It’s a coin toss between China and Turkey for the title of least honest country, according to a new study.
As part of a 15-nation honesty study, researchers from the University of East Anglia had the 1,500 subjects participate in a coin flip, telling them they’d get up to $5 every time it came up heads.
The researchers theorized that if the percentage reporting heads was over 50 percent, participants were being dishonest, since heads statistically shows up only half the time.
An estimated 70 percent of Chinese participants lied — the most dishonest of the bunch, according to the study.
Bringing up the least honest rear were Japan, South Korea and India, respectively, according to the study.
Meanwhile, British participants were found to be the most honest — with only 3.4 percent fibbing — according to researchers at the English university.
Americans ranked eighth, with just under 40 percent lying, according to the study.
Study author Dr. David Hugh-Jones said the difference between China and other least honest finishers might be explained by cultural views, such as attitudes toward gambling, as opposed be being inherently dishonest.
As a second part of their survey, the researchers used a six-question music quiz, with queries ranging from knowing Lady Gaga’s real name, the exact town and state where Michael Jackson was born and who wrote “Für Elise.”
Participants again were rewarded with money if they got all the answers correct.
Three of the questions were intentionally difficult — making it very likely that participants would need to look up the answers — and getting more than one of these questions right indicated cheating, the study notes.
Participants were also asked to refrain from Googling any of the answers and had to check a box that they didn’t cheat.
Turkey lied the most, according to the study, and Japanese participants came up most honest.

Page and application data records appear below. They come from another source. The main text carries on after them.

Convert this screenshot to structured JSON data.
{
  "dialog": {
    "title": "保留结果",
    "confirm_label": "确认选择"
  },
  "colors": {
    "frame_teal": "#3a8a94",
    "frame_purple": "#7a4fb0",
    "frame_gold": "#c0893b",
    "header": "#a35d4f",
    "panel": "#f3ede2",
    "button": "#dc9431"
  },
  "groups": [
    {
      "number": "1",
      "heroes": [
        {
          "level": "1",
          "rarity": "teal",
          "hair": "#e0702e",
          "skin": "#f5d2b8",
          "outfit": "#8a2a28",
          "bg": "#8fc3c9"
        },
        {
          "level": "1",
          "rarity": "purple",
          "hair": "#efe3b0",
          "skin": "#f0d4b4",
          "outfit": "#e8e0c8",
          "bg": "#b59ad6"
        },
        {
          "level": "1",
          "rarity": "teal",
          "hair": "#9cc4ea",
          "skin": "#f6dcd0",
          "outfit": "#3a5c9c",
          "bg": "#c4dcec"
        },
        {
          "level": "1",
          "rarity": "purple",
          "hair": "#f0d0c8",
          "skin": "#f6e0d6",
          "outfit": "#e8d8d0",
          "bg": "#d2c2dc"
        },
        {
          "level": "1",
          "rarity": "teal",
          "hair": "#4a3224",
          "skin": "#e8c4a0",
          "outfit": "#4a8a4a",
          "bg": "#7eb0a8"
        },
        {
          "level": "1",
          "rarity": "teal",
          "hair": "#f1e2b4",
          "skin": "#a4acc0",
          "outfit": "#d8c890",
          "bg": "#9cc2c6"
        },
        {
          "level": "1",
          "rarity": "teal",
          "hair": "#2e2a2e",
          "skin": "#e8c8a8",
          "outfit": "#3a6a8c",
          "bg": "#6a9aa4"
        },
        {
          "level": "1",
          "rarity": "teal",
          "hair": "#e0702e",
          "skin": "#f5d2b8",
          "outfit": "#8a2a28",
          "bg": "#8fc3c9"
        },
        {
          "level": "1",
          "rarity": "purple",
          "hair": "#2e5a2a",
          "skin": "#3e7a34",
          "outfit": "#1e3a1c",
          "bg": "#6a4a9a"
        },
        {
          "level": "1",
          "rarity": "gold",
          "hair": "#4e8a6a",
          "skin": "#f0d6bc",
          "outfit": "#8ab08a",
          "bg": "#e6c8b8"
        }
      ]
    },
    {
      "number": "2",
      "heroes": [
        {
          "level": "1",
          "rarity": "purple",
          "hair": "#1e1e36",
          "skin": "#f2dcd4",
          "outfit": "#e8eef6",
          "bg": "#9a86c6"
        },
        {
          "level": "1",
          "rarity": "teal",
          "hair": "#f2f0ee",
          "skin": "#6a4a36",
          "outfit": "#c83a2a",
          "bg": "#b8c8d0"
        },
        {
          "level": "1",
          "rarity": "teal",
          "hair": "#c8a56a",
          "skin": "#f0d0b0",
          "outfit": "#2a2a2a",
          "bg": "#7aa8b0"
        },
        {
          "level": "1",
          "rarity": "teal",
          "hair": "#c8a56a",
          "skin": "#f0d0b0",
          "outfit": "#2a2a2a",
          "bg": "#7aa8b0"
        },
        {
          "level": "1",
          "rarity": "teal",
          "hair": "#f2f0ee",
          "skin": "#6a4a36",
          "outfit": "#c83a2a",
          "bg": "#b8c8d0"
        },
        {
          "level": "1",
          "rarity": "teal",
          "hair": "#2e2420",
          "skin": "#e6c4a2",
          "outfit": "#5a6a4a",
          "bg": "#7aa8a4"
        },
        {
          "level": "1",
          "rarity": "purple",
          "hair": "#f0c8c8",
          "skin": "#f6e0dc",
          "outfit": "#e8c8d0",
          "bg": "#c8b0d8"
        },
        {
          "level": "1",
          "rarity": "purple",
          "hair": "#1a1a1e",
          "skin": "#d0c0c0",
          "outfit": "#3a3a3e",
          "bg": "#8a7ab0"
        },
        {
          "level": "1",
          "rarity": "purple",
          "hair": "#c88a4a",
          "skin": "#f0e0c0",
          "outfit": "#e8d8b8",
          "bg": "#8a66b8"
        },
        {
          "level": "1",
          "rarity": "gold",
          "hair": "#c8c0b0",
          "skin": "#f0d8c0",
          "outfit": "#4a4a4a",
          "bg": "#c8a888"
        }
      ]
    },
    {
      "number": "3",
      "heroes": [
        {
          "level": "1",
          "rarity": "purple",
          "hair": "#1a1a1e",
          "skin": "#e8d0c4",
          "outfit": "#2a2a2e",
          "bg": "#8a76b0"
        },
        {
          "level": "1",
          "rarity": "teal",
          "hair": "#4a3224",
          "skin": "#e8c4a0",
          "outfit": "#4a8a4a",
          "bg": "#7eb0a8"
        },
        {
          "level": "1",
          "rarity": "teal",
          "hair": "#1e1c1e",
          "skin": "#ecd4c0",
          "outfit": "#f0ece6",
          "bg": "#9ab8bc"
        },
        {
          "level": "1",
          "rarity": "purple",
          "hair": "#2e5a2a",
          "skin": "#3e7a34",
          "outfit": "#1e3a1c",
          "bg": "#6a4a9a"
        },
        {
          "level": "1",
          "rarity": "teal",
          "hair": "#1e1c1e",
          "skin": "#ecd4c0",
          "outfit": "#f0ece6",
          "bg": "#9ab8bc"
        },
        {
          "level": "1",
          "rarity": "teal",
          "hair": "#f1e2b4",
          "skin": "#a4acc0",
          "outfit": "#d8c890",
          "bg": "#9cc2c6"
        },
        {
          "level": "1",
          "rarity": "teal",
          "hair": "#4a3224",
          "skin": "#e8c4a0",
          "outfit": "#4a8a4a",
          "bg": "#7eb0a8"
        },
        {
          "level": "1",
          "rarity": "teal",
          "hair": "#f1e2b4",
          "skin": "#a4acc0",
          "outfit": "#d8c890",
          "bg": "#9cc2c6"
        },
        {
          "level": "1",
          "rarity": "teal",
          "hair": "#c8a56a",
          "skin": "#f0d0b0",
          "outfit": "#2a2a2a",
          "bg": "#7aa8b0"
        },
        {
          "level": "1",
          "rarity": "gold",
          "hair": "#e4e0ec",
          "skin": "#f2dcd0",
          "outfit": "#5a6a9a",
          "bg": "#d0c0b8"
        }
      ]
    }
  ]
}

The US was the third most truthful, coming in right behind second-place finisher Great Britain.
Source: New York Post